Sunday 14th – Fowlers Bay to Streaky Bay

We had a later start this morning, due to a 6:30 sleep in (Sunday!) and Bill having to do the essential maintenance on WAIT AND SEE – grease, checking oils and water etc –that he couldn’t do yesterday when we arrived at Fowlers Bay. The talk along the Eyre Highway today has been about the gale yesterday – ours was a sand storm at Fowlers Bay and from Nullarbor to Burra there were huge dust storms. At the Fruit Fly Quarantine Station at Ceduna, officer Geoff warned us of 40knot winds forecast for this evening. The winds were 90km per hour at Ceduna. Streaky Bay is a little protected from the westerlies, so we’ll see what it’s like later today.

This morning was casually busy in our cabin at Fowlers Bay. Bill was outside working on the Bradfords, I was cooking eggs for breakfast, Ollie was busy with his usual job of getting the thermos flasks filled for the day, and Barry was sleeping. Bill thanked Ollie for the wonderful breakfast and Ollie accepted all accolades – until he was sprung.

Ollie has been in withdrawal today, as the Penong General Store didn’t have any souvenir tea towels. Barry is real pleased about this because he reckons the cubic metre of tea towels Ollie already has is taking up too much room in the back of WAIT. Rosalie is getting desperate because she has used up her memory card on the digital camera, and Barry is making phone calls home because the power is out on the farm and Joanna can’t get the generator started. Robert is mozing along and doesn’t get involved with all this hi-tech stuff. Bill of course by now knows everybody from Esperance to Ceduna and is right at home behind the wheel of SEE. His right waving hand has worn out.

Right now it is mid afternoon and I’m writing this in SEE as we drive down the west coast of the Eyre Peninsula. This is new country for all of us except Barry. We have driven about 70km from the Eyre Highway and are driving over endless long sand dunes. The road is bitumen and in good condition, and because the heavy trucks don’t come down here, it is smooth and even. It is nice not to have to brace ourselves every time a road train passes us. There were many on the Nullarbor moving machinery and equipment up to the mines in WA, and the vortex of wind as they passed us would buffet the Bradfords around a fair bit.
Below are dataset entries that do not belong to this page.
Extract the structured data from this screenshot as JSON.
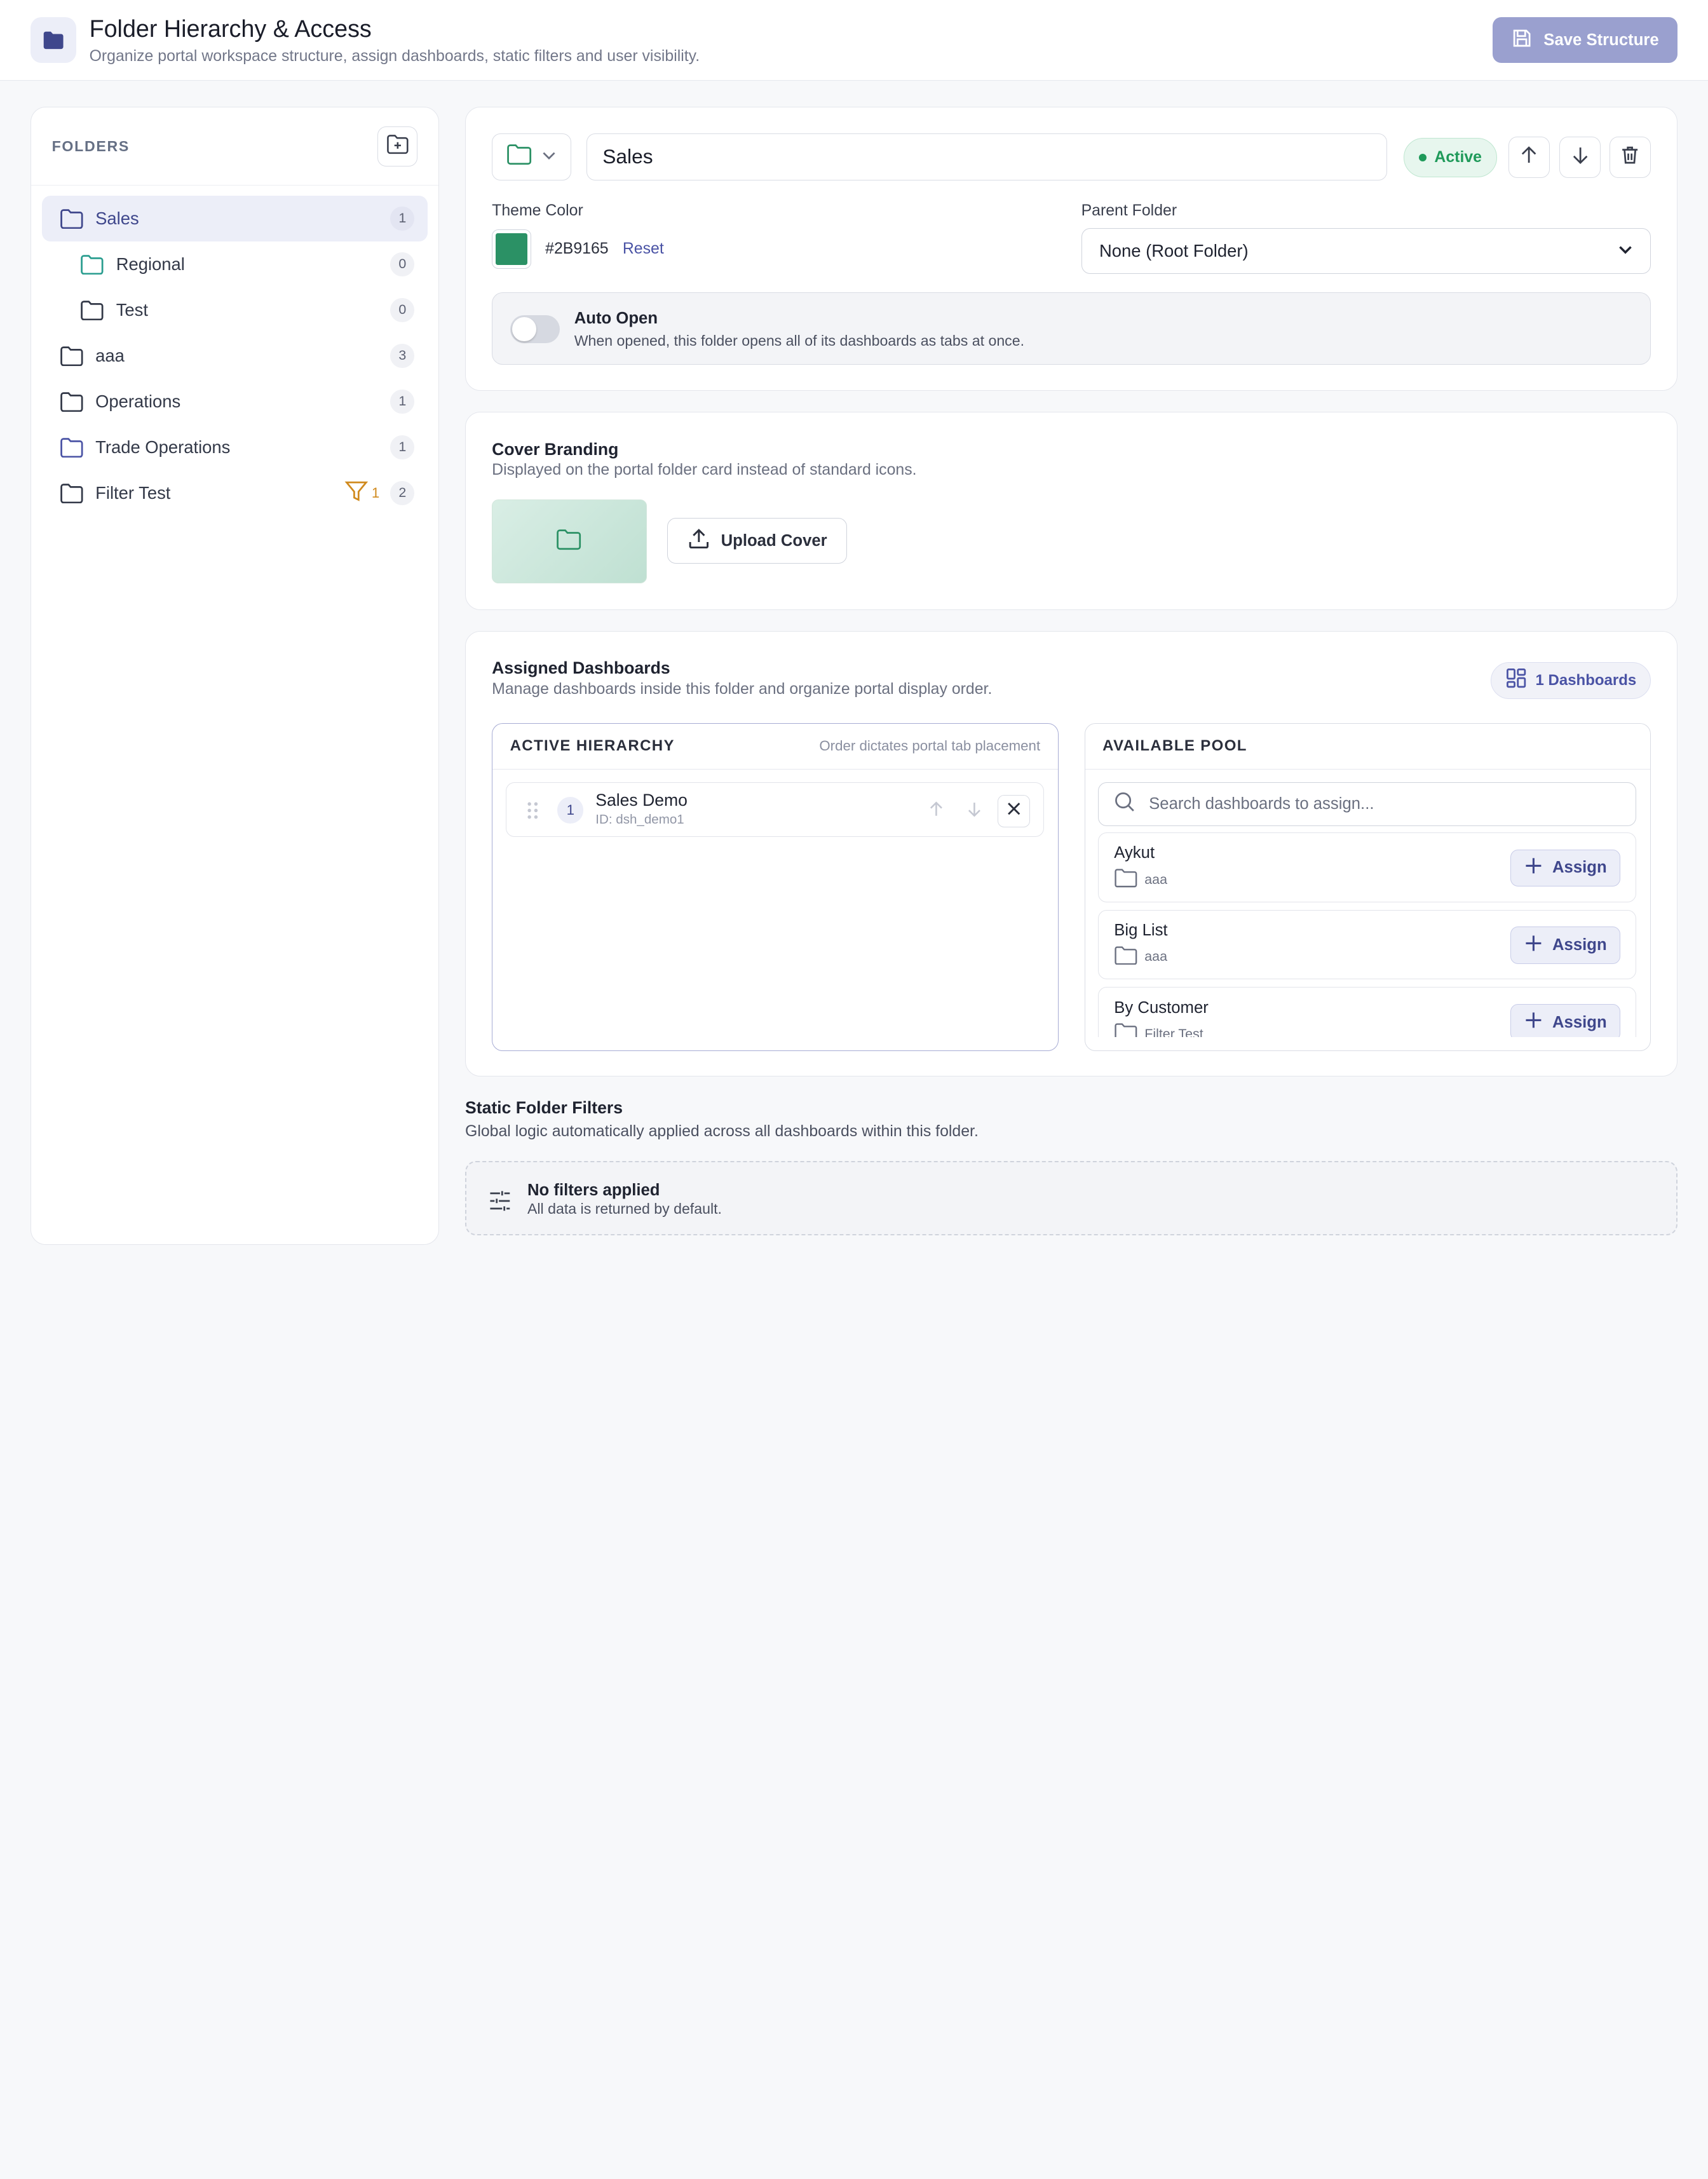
{
  "header": {
    "title": "Folder Hierarchy & Access",
    "subtitle": "Organize portal workspace structure, assign dashboards, static filters and user visibility.",
    "save_label": "Save Structure"
  },
  "sidebar": {
    "heading": "FOLDERS",
    "items": [
      {
        "label": "Sales",
        "count": "1"
      },
      {
        "label": "Regional",
        "count": "0"
      },
      {
        "label": "Test",
        "count": "0"
      },
      {
        "label": "aaa",
        "count": "3"
      },
      {
        "label": "Operations",
        "count": "1"
      },
      {
        "label": "Trade Operations",
        "count": "1"
      },
      {
        "label": "Filter Test",
        "count": "2",
        "filter_count": "1"
      }
    ]
  },
  "folder": {
    "name": "Sales",
    "status": "Active",
    "theme_color_label": "Theme Color",
    "theme_color": "#2B9165",
    "reset_label": "Reset",
    "parent_label": "Parent Folder",
    "parent_value": "None (Root Folder)",
    "auto_open_title": "Auto Open",
    "auto_open_desc": "When opened, this folder opens all of its dashboards as tabs at once."
  },
  "cover": {
    "title": "Cover Branding",
    "subtitle": "Displayed on the portal folder card instead of standard icons.",
    "upload_label": "Upload Cover"
  },
  "assigned": {
    "title": "Assigned Dashboards",
    "subtitle": "Manage dashboards inside this folder and organize portal display order.",
    "count_label": "1 Dashboards",
    "hierarchy_title": "ACTIVE HIERARCHY",
    "hierarchy_hint": "Order dictates portal tab placement",
    "rows": [
      {
        "num": "1",
        "name": "Sales Demo",
        "id": "ID: dsh_demo1"
      }
    ],
    "pool_title": "AVAILABLE POOL",
    "search_placeholder": "Search dashboards to assign...",
    "assign_label": "Assign",
    "pool": [
      {
        "name": "Aykut",
        "folder": "aaa"
      },
      {
        "name": "Big List",
        "folder": "aaa"
      },
      {
        "name": "By Customer",
        "folder": "Filter Test"
      }
    ]
  },
  "filters": {
    "title": "Static Folder Filters",
    "subtitle": "Global logic automatically applied across all dashboards within this folder.",
    "empty_title": "No filters applied",
    "empty_sub": "All data is returned by default."
  },
  "colors": {
    "accent": "#4A53A5",
    "active_green": "#1F9A5A",
    "filter_orange": "#D08A1E"
  }
}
Time: 6pm. We have arrived at Streaky Bay after losing WAIT at the turn off. She had lost oil pressure again and as we came back to check, we were greeted with: “WAIT has failed to proceed.” All three vehicles are losing oil at high speed, and the fellas reckon it’s because the Bradfords are being driven constantly in excess of 45mph. It is thought at 50mph over a distance of 250km, with a tail wind, that at that speed the motor revolutions reduce the vacuum in the crankcase, and cause the oil to be forced out the breather. They have come to the conclusion that Bradfords were not meant to be driven at that pace over that length of time. To back this argument, at 40mph over the same distance, they are using no oil. The real problem arises that at high speed, oil pressure disappears without you knowing it, unless you are looking constantly at the oil pressure gauge. We may need to fit an oil pressure switch connected to an alarm.

And Streaky Bay is magnificent. We are on the water, overlooking the Bay, and all we can hear are the birds.

Susan, Bill and Barry